Finally packed up in his bright orange down jacket, hat, and gloves, Baxter stood by the door, ready to go to school. His friend’s dad had arrived to pick him up and he was in a hurry.
“Baxter – it’s icy out there and you’re only wearing sneakers. Please be careful or you’ll slip,” Matt cautioned.
“Yes,” I added. “You race out there like the van will explode if you aren’t in it in 15 seconds, but you can take your time. He’s not going anywhere without you!”
He looked at us with his big, earnest hazel eyes, nodded, and kissed us good-bye. I watched out the front window to make sure he got out of our locked gate before the buzzer that unlocks it ceased its extremely loud buzzing.
I kept an eye on him as he walked a little slower than usual down the first set of stairs and across the icy front walk. His friend’s father waited just outside our gate to help him get safely across the alley to his minivan.
And then I gasped in horror as Baxter sped up through the gate and actually took a flying leap – on purpose – down the next set of 2 stairs to the sidewalk, feet flying out from under him as soon as he hit the ice, and landing on his parent-ignoring little keester.
To say that the boys were freaked out when I explained that I couldn’t have breakfast today until after my doctor’s appointment is an understatement. Missing out on breakfast was bad enough, but having to get blood drawn and a flu shot on top of this added injury to insult, as far as they were concerned. (Just imagine if they’d known about the pap smear!)
Ever protective of his Mama, Lyle put his indignant hands on his narrow little hips. “Will you yell at them and scream at them?” he demanded. “Will you say, ‘Don’t you EVER DO THAT TO ME AGAIN IN MY WHOLE LIFE IN THE WHOLE WORLD!’?”
I thought about it and smiled as the nurse tightened the band around my arm, ready to draw blood this morning.
Maybe next time.
Our current bedtime routine ends with me lying down with each of the boys for a few minutes. It marks the first time that Lyle has been able to tolerate separating from me while awake at bedtime without hysteria, probably in his entire life.
Tonight I started out in Lyle’s bed, sharing his flannel CARS pillow, head uncomfortably pushed back against a plastic basket that serves as his stuffed Pikachu’s “cradle”. There is a blanket carefully draped over the top of the cradle in case Pikachu thinks he hears a bear coming in the night.
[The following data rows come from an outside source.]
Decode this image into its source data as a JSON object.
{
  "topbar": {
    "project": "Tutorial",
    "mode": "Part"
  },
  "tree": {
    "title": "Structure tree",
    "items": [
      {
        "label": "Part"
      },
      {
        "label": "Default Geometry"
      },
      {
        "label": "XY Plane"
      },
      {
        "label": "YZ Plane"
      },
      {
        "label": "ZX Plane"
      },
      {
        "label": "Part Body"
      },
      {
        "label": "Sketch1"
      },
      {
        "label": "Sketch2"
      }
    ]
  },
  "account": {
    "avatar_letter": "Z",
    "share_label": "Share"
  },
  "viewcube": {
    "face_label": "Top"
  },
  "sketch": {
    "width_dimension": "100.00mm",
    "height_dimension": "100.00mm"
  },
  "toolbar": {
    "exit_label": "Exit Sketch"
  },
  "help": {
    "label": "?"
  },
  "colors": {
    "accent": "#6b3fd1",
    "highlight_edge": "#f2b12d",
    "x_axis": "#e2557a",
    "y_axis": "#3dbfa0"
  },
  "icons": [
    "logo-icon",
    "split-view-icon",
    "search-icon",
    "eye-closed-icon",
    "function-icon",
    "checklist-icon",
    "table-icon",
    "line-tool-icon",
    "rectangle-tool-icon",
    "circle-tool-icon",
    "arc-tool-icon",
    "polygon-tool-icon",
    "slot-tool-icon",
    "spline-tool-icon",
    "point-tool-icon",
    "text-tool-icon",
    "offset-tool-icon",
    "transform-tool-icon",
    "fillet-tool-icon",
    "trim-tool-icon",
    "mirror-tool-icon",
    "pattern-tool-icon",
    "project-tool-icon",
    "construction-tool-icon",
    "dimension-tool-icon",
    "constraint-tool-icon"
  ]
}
The small yellow creature spent one night in this special cradle but most often is in Lyle’s little hand all night; however, the cradle needs to stay there, “just in case”, and so my head is crushed against its molded plastic for a while. Many nights, Lyle spends his special bedtime minutes with me concerned about whether they are over and if I might come back to lie down with him again, which is a microcosm of our relationship and leaves me feeling a bit like I’m raising the next generation’s Woody Allen. However, tonight he remained relaxed and leaned into me happily until his time was up and I kissed him, Pikachu, and Baby good-night, reminding him that yes, I always come back and say good-night again.
I then made my way across the few feet between his bed and Baxter’s. Baxter frequently scoots over with a sleepy grin and says, “Even if I’m asleep, I always still want you to cuddle, okay?” I assure him that I will and, in fact, that I have. He whispers to me about the highlights of his Pokemon video game, something funny that happened at school, or upcoming plans he’s excited about. I asked him if he got married today and we cracked up laughing. We often giggle over Lyle, who is determined to tug at the strings of my attention from his bed in mostly humorous ways. After a few minutes, I gave Baxter his kiss good-night and ducked out of the way before he swung a massive stuffed dog into my spot on the bed; he has struck me in the face with the collie more times than I care to recall, but Lassie protects him after I leave and must be in his place.
A day like any other and at the same time so precious that I’d like to hold onto it forever – possibly tucking it in right next to me in a plastic basket with a blanket draped over the top, to protect me and everyone I love from the bears.